Insurance sector reforms

Insurance Regulatory and Development Authority


IRDA became a statutory body in April 2000
August 2000, India opens for private insurance players
February 2011, 23 LI companies, 24 GI companies
In the last 200 years, insurance market has gone through
a privatised era to nationalisation and to liberalisation
However, in recent times, liberalisation is not comparable
with competitive market as very few players dominate
Heavy concentration of business (one or two companies)
In 2001-02, of all investment by life and general insurance
companies, the share of LIC was 99% and GIC 97%, respectively
Most investments are in govt securities, easing monetary policy
Issues

Health insurance, travel insurance, professional


indemnity insurance and crop insurance are
underdeveloped in India
Health insurance does not cover disability arising out of
illness, accidents
How far MNCs be allowed to do insurance business in
India
Is the low insurance coverage a reflection of social or
community assurance or low purchasing power and
knowledge or behaviour
Life Insurance Corporation

LIC was set up in 1956


Key Objectives
To spread and provide life insurance protection to masses at a
reasonable cost
To mobilize savings through insurance linked savings schemes
To invest the funds to serve the best interests of policyholders
and nation
To conduct business with maximum economy
To act as trustees of the policy holders and protect their
interests
To ensure efficient and courteous service
To innovate and adapt to meet the changing needs of the
community
Portfolio restrictions on life
insurance, 2001-02

Type of investment Life insurance

1. Government securities 25%

2. Government securities or other approved securities Not less than 50%


Including 1
3. Approved investments as specified in schedule 1 Not less than 15%
Infrastructure and social sector
4. Others to be governed by Exposure Norms Not exceeding 35%
Portfolio restrictions on General insurance,
2001-02

Type of investment General insurance

1. Central Government securities being not less than 20%

2. State govt. securities and other guaranteed securities 30%

3. Housing and loans to state government 5%

4. Investments in approved investments


A) Infrastructure and social sector Not less than 10%
B) Others to be governed by Exposure Norms Not exceeding 55%
Investment Trusts and Unit Trusts
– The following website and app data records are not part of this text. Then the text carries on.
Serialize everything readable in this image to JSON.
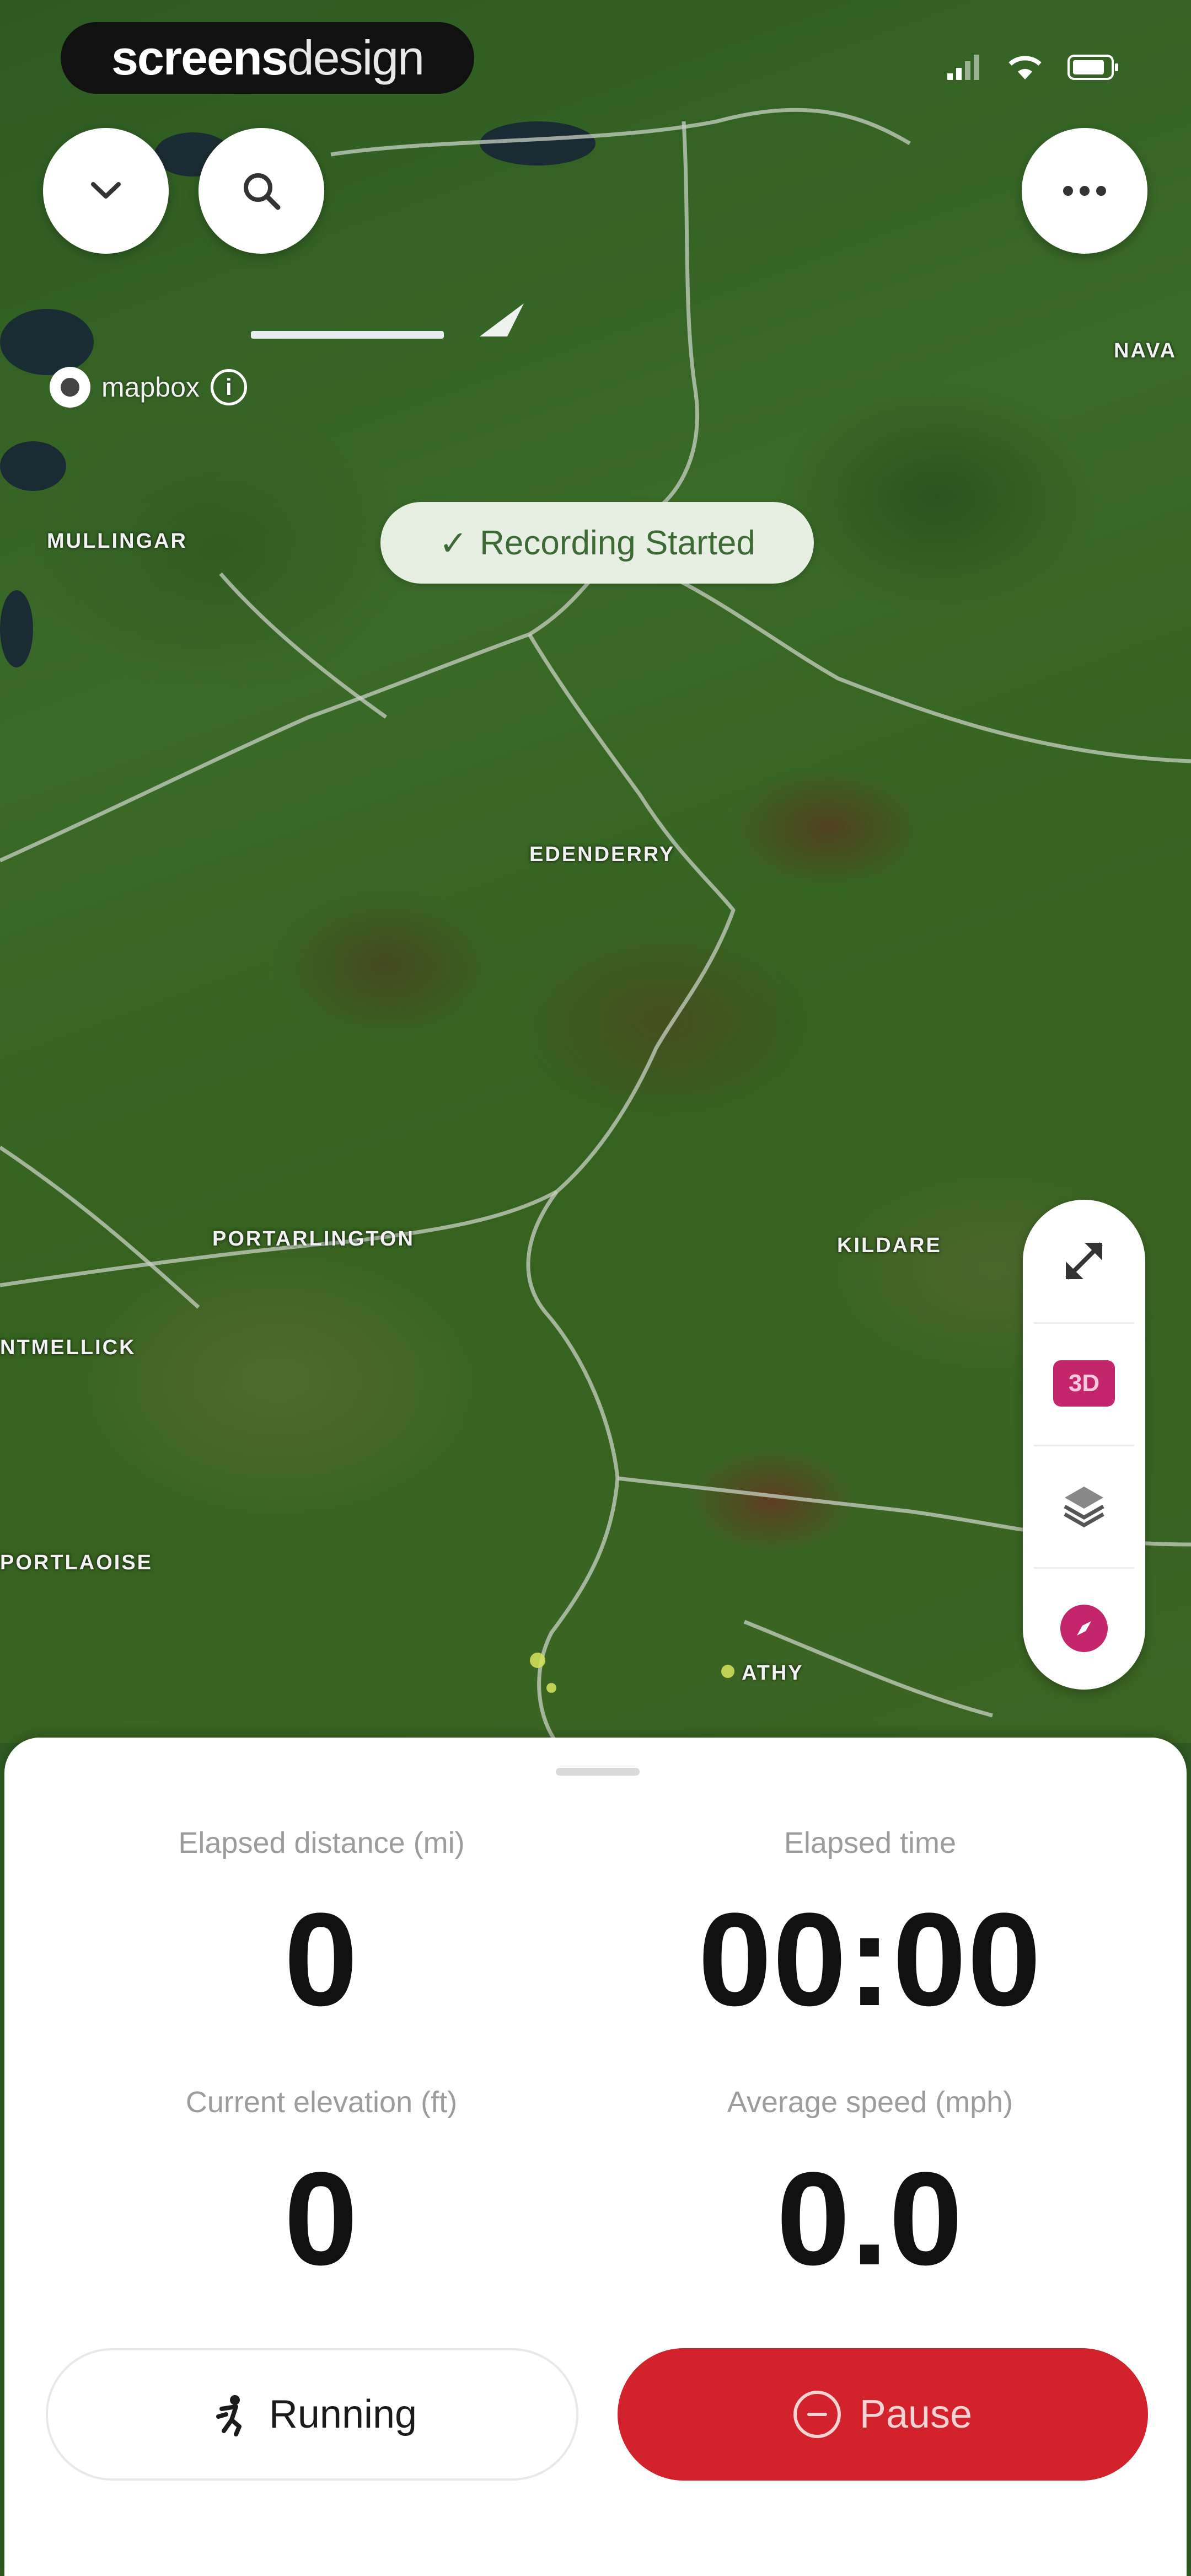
{
  "watermark": {
    "bold": "screens",
    "light": "design"
  },
  "map": {
    "toast": {
      "check": "✓",
      "text": "Recording Started"
    },
    "attribution": "mapbox",
    "info_symbol": "i",
    "places": [
      {
        "name": "MULLINGAR"
      },
      {
        "name": "EDENDERRY"
      },
      {
        "name": "PORTARLINGTON"
      },
      {
        "name": "KILDARE"
      },
      {
        "name": "NTMELLICK"
      },
      {
        "name": "PORTLAOISE"
      },
      {
        "name": "ATHY"
      },
      {
        "name": "NAVA"
      }
    ],
    "controls": {
      "mode_3d": "3D"
    }
  },
  "stats": [
    {
      "label": "Elapsed distance (mi)",
      "value": "0"
    },
    {
      "label": "Elapsed time",
      "value": "00:00"
    },
    {
      "label": "Current elevation (ft)",
      "value": "0"
    },
    {
      "label": "Average speed (mph)",
      "value": "0.0"
    }
  ],
  "actions": {
    "activity": "Running",
    "pause": "Pause"
  },
  "colors": {
    "accent": "#d2222c",
    "magenta": "#c4266c",
    "toast_bg": "#e7efe2",
    "toast_text": "#3d6b36"
  },
  "icons": [
    "chevron-down-icon",
    "search-icon",
    "more-icon",
    "expand-icon",
    "layers-icon",
    "compass-icon",
    "running-icon",
    "pause-icon",
    "check-icon",
    "signal-icon",
    "wifi-icon",
    "battery-icon"
  ]
}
Investment Trust is an investment-holding company


incorporated under Companies Act as any other
industrial or commercial company
Unit Trust is a trust at law
UT is obliged to buy back investments whenever an
investor wants to sell them, an IT cannot buy back its
shares which has to traded in the stock market
IT can raise long-term debt and retain a part of its
income; UT cannot
In case of UT the value of the fund and the value of
the assets are linked but this can differ in case of IT
Mutual savings banks are different from UT in terms
of purpose and loans, chequable services, retained
Mutual Funds

Mutual Fund is pure intermediary which buys and sells


securities on behalf of its unit-holders
Easily, conveniently, economically and profitable
The investors earn in proportion to their investments
Unlike shareholders in a company, shareholders in a MF
do not have any voting rights
It helps small investors to hold a share in large and
diversified portfolio of assets which reduces risks
With better professional management, investors can
earn relatively higher rate of return than they otherwise
would have earned
High return Low risk
Advantages of Mutual Funds

Economies of scale of operations


Spread of risk
Expert and professional management
Diversification of portfolio
Low brokerage and transactions costs
Good portfolio performances
High return potential
Convenient administration
Liquidity
Flexibility
Wide choice of schemes
Tax benefits
Mutual Funds

Organisation
The sponsor(s), Board of Trustees or Trust Company
The Asset Management Company
The Custodian
The Unit holders
Type of Schemes
Open-ended funds units are sold continuously
Closed-ended funds fixed units are sold
Aggressive or pure or normal growth schemes, pure or regular or monthly
or cumulative income schemes, growth and income, or balanced
schemes, special purpose schemes, sectoral schemes, tax saving plans
They are also named as per investment asset
Equity funds, bond funds, real estate funds, money market funds
Fund of Funds
Exchange traded funds
Index Funds